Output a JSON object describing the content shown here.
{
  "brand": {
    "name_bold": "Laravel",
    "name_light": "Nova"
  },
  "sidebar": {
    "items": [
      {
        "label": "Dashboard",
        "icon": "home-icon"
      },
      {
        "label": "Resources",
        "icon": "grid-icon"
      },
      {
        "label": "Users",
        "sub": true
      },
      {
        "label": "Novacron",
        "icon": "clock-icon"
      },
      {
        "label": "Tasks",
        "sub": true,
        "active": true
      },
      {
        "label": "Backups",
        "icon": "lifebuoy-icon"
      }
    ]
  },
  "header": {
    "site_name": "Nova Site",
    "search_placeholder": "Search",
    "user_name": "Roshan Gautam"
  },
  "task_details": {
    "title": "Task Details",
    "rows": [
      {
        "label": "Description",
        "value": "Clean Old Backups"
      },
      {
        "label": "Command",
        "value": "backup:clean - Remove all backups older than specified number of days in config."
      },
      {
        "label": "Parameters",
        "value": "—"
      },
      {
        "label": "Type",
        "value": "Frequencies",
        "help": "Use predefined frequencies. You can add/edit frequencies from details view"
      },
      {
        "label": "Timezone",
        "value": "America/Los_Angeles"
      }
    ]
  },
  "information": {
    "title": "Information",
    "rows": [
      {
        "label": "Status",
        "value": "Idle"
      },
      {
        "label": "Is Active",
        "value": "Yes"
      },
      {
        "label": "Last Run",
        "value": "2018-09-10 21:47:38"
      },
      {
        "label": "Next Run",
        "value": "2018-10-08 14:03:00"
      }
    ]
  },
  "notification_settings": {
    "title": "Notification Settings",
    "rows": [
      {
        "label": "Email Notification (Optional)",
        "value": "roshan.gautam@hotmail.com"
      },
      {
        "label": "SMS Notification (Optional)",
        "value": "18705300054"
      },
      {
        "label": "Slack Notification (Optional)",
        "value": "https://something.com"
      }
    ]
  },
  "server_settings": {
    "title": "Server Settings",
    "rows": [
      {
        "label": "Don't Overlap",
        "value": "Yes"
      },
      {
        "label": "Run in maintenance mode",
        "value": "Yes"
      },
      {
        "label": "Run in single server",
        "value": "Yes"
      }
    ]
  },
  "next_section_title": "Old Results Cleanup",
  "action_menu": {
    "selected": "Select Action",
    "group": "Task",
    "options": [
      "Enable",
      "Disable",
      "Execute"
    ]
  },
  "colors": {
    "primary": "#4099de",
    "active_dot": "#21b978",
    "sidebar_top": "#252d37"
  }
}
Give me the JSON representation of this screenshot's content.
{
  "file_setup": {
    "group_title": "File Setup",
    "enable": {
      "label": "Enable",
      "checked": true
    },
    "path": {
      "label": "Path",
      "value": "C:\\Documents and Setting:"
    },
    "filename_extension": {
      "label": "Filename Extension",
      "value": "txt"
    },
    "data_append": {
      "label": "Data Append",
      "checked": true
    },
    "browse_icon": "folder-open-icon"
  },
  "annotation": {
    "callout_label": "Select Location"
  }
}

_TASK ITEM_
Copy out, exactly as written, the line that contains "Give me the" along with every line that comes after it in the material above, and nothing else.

_SOLVED EXERCISE_
Give me the JSON representation of this screenshot's content.
{
  "file_setup": {
    "group_title": "File Setup",
    "enable": {
      "label": "Enable",
      "checked": true
    },
    "path": {
      "label": "Path",
      "value": "C:\\Documents and Setting:"
    },
    "filename_extension": {
      "label": "Filename Extension",
      "value": "txt"
    },
    "data_append": {
      "label": "Data Append",
      "checked": true
    },
    "browse_icon": "folder-open-icon"
  },
  "annotation": {
    "callout_label": "Select Location"
  }
}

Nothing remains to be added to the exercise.